Everyone knows his heart is, and always has been, north of the border and that's understandable - that's where his family is.
Not many people would have a problem with him going back to a club he spent 21 years with and won six premierships for, but the main problem they would have an issue with is how he's gone about it.
It's been well-documented over the last 12 hours that Bennett was on the phone to Lachlan Murdoch yesterday.
This is the same day he was meant to be preparing his current side (the Knights) for their biggest and most emotional match in their history.
This round, and in particular yesterday, was meant to be about Alex McKinnon.
And by and large everyone involved did a tremendous job except, it seems, the coach on the day of the event.
This is the man who appeared to have a strong bond with McKinnon, wrote an article about him and choked up during Erin Molan's interview on last week's Footy Show.
But yesterday, while he should have been preparing and helping his side keep their emotions in check, he had Mr Murdoch on the other end of the phone stitching up a new deal.
What was so important about that phone call that it couldn't have waited 24 hours?

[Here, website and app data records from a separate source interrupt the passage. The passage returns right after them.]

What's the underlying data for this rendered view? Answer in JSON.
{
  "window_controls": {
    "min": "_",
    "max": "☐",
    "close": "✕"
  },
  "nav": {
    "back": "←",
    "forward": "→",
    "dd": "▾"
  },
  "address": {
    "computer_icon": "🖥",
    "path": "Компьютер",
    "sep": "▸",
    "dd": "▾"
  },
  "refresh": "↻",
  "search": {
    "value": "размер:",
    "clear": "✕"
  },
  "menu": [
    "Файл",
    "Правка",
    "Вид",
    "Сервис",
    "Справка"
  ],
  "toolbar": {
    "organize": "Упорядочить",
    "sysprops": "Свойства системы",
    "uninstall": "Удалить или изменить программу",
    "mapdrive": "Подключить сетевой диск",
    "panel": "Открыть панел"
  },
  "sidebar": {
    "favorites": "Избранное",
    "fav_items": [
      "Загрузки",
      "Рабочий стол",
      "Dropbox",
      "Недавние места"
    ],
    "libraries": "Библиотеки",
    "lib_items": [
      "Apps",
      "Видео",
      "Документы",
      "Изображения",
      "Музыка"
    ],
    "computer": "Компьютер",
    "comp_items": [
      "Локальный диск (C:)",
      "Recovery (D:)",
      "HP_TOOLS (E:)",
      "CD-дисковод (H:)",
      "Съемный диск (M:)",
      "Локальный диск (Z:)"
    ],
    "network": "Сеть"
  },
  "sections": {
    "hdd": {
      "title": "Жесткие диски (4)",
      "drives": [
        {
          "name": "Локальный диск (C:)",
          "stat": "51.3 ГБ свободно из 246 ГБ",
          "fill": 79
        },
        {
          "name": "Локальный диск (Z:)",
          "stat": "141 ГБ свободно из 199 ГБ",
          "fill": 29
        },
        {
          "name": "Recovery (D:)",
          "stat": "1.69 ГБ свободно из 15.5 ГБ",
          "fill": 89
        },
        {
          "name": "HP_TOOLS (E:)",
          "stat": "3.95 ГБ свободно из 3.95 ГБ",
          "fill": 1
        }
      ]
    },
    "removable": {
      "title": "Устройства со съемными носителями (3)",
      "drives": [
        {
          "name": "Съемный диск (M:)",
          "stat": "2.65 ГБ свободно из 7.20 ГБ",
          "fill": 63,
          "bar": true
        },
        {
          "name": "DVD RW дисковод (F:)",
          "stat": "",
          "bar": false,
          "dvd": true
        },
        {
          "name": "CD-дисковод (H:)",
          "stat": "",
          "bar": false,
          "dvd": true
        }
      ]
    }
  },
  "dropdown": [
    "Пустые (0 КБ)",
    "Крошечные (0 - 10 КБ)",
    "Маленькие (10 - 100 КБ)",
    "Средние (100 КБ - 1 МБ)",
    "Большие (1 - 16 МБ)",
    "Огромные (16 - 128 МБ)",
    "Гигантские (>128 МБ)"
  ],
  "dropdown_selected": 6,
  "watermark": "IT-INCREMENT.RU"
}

Why did have to be yesterday?
It now asks another question - what legacy will Wayne Bennett leave in the Hunter?
He finds himself in a very similar position to that which Brian Smith found himself in during the back end of 2009 when he coached the Knights. He didn't see the season out.
When Bennett signed on the dotted line in Newcastle expectations were rightfully high, but his CV allowed for that.

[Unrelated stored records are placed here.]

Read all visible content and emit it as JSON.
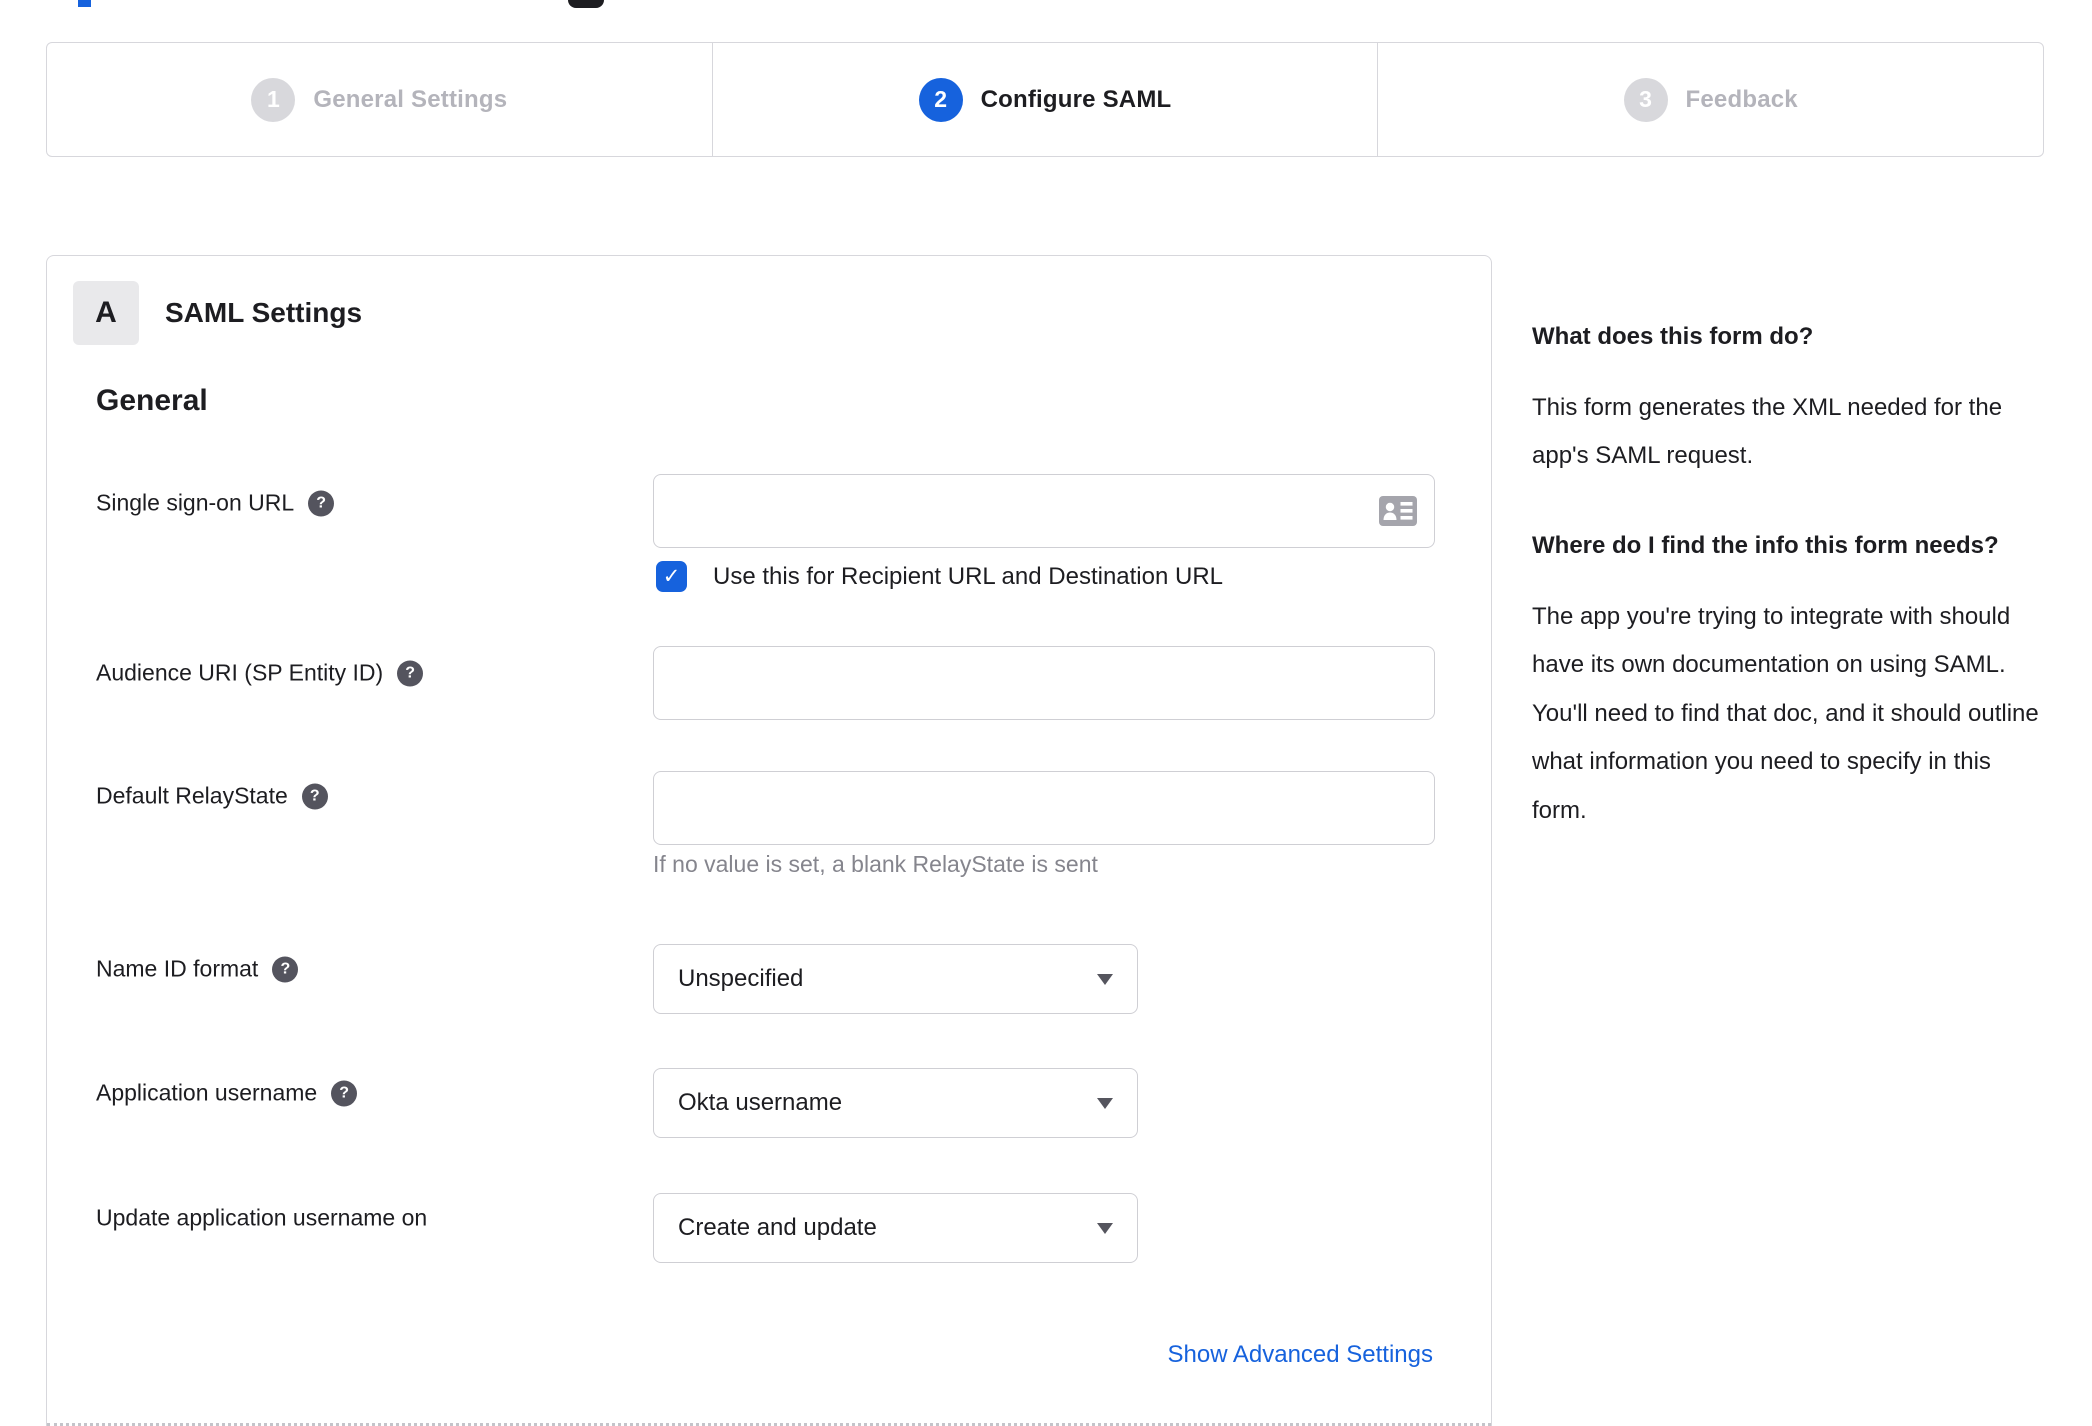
{
  "colors": {
    "accent_blue": "#1662dd",
    "border_gray": "#d7d7dc",
    "inactive_step_circle": "#d8d8dc",
    "inactive_step_label": "#b4b4bb",
    "helper_text_gray": "#85858d",
    "help_icon_gray": "#54545e",
    "text": "#1d1d21"
  },
  "stepper": {
    "steps": [
      {
        "number": "1",
        "label": "General Settings",
        "state": "inactive"
      },
      {
        "number": "2",
        "label": "Configure SAML",
        "state": "active"
      },
      {
        "number": "3",
        "label": "Feedback",
        "state": "inactive"
      }
    ]
  },
  "panel": {
    "section_badge": "A",
    "section_title": "SAML Settings",
    "group_heading": "General",
    "fields": {
      "sso_url": {
        "label": "Single sign-on URL",
        "value": "",
        "has_help_icon": true,
        "right_icon": "contact-card-icon",
        "checkbox_label": "Use this for Recipient URL and Destination URL",
        "checkbox_checked": true,
        "checkmark_glyph": "✓"
      },
      "audience_uri": {
        "label": "Audience URI (SP Entity ID)",
        "value": "",
        "has_help_icon": true
      },
      "relay_state": {
        "label": "Default RelayState",
        "value": "",
        "has_help_icon": true,
        "helper": "If no value is set, a blank RelayState is sent"
      },
      "name_id_format": {
        "label": "Name ID format",
        "has_help_icon": true,
        "selected_value": "Unspecified"
      },
      "app_username": {
        "label": "Application username",
        "has_help_icon": true,
        "selected_value": "Okta username"
      },
      "update_username": {
        "label": "Update application username on",
        "has_help_icon": false,
        "selected_value": "Create and update"
      }
    },
    "help_icon_glyph": "?",
    "advanced_link_label": "Show Advanced Settings"
  },
  "help_panel": {
    "question_1": "What does this form do?",
    "answer_1": "This form generates the XML needed for the app's SAML request.",
    "question_2": "Where do I find the info this form needs?",
    "answer_2": "The app you're trying to integrate with should have its own documentation on using SAML. You'll need to find that doc, and it should outline what information you need to specify in this form."
  }
}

Seven premierships. That says it all. But not only that, he had his sides playing on a consistent level.
He wanted a challenge, but by walking away from the Knights a year early it seems he's taking the easy option.

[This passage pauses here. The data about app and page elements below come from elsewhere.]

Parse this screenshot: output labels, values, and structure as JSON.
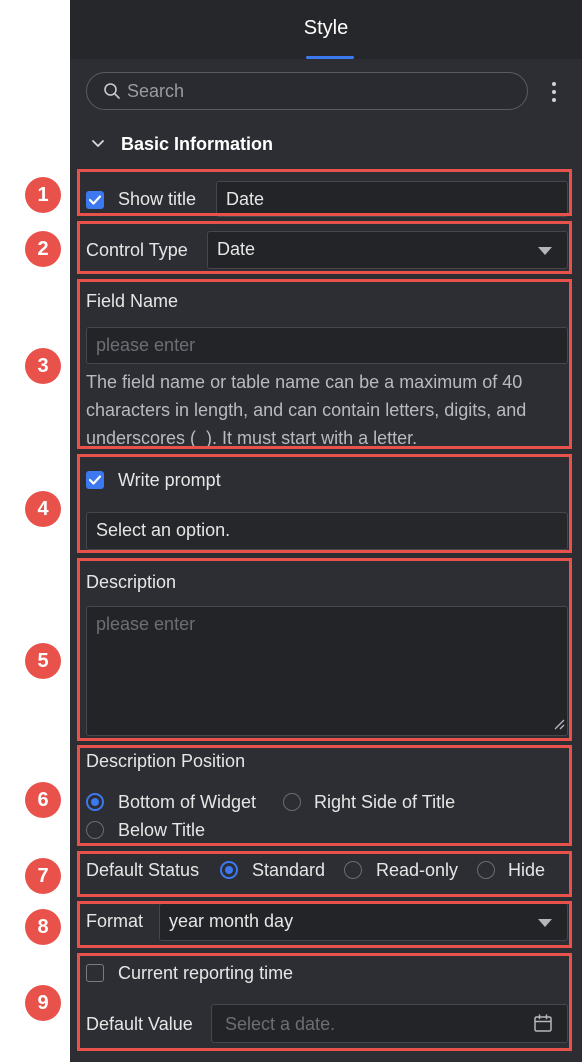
{
  "header": {
    "tab_label": "Style"
  },
  "search": {
    "placeholder": "Search"
  },
  "section": {
    "title": "Basic Information"
  },
  "show_title": {
    "label": "Show title",
    "checked": true,
    "value": "Date"
  },
  "control_type": {
    "label": "Control Type",
    "value": "Date"
  },
  "field_name": {
    "label": "Field Name",
    "placeholder": "please enter",
    "helper_line1": "The field name or table name can be a maximum of 40",
    "helper_line2": "characters in length, and can contain letters, digits, and",
    "helper_line3": "underscores (_). It must start with a letter."
  },
  "write_prompt": {
    "label": "Write prompt",
    "checked": true,
    "select_placeholder": "Select an option."
  },
  "description": {
    "label": "Description",
    "placeholder": "please enter"
  },
  "description_position": {
    "label": "Description Position",
    "options": [
      "Bottom of Widget",
      "Right Side of Title",
      "Below Title"
    ],
    "selected": "Bottom of Widget"
  },
  "default_status": {
    "label": "Default Status",
    "options": [
      "Standard",
      "Read-only",
      "Hide"
    ],
    "selected": "Standard"
  },
  "format": {
    "label": "Format",
    "value": "year month day"
  },
  "current_reporting_time": {
    "label": "Current reporting time",
    "checked": false
  },
  "default_value": {
    "label": "Default Value",
    "placeholder": "Select a date."
  },
  "badges": [
    "1",
    "2",
    "3",
    "4",
    "5",
    "6",
    "7",
    "8",
    "9"
  ],
  "colors": {
    "accent": "#3c78ef",
    "panel": "#2d2e33",
    "highlight": "#e8524a"
  }
}
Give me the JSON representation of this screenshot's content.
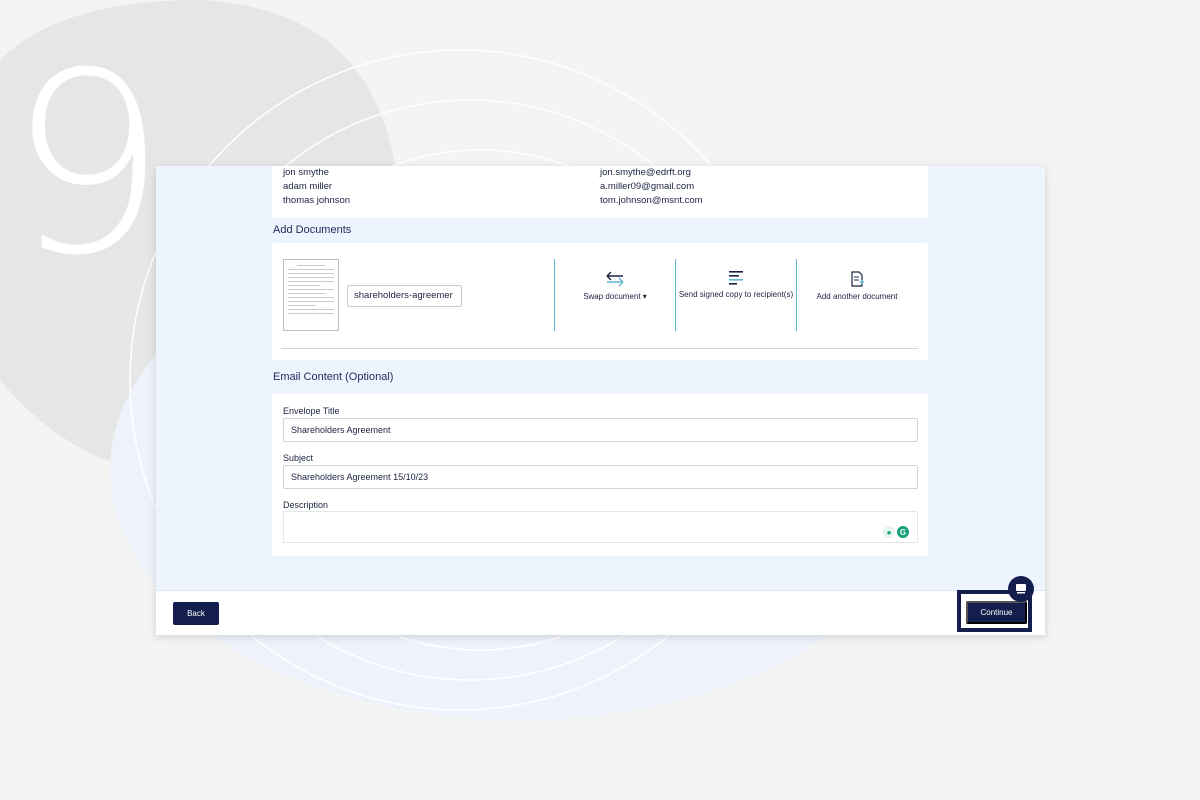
{
  "step_number": "9",
  "recipients": [
    {
      "name": "jon smythe",
      "email": "jon.smythe@edrft.org"
    },
    {
      "name": "adam miller",
      "email": "a.miller09@gmail.com"
    },
    {
      "name": "thomas johnson",
      "email": "tom.johnson@msnt.com"
    }
  ],
  "documents": {
    "title": "Add Documents",
    "file_name": "shareholders-agreemer",
    "actions": {
      "swap": "Swap document ▾",
      "send_copy": "Send signed copy to recipient(s)",
      "add_another": "Add another document"
    }
  },
  "email": {
    "title": "Email Content (Optional)",
    "envelope_title_label": "Envelope Title",
    "envelope_title_value": "Shareholders Agreement",
    "subject_label": "Subject",
    "subject_value": "Shareholders Agreement 15/10/23",
    "description_label": "Description",
    "description_value": ""
  },
  "footer": {
    "back_label": "Back",
    "continue_label": "Continue"
  },
  "colors": {
    "primary": "#141e4d",
    "accent": "#5fb7d4",
    "panel_bg": "#eef4fd"
  }
}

Another theory could be to question whether he actually is a good coach, or just a good manager of men.
He's been blessed with many high-quality playing rosters in his time and the only one which has failed has been with a team who, with all due respect to the players involved, hasn't been as good as those he had at the Broncos for 20 years and that which he inherited at the Dragons.
Since 2012 the Knights haven't gone anywhere. In fact, they've arguably gone backwards - even allowing for their preliminary final appearance last season.
But it could be argued a strong six to eight-week finish to 2013 papered over the cracks, and they've been found out this season even allowing for everything the club has been through.
The Knights fumbled and bumbled their way through 2012, they did likewise for half of 2013 and they've done the same for all of 2014.
Bennett said at various times in 2012 he "didn't know which team was going to get off the bus". Surely that's the coach's job to know.
And then yesterday he basically admitted to giving up on the Knights.
‘‘We finished up raining on our own parade. It's just been such a crazy season, I've given up trying to work out why,'' he said.
‘‘Maybe I'm too hard. Maybe there are a lot of those issues that still linger with them regarding Alex. You'd have to ask each one of them individually, and I don't intend to do that."
If that's the case the Knights need a coach who will talk to the players and that coach is not Bennett.
The time is now to start preparing for 2015.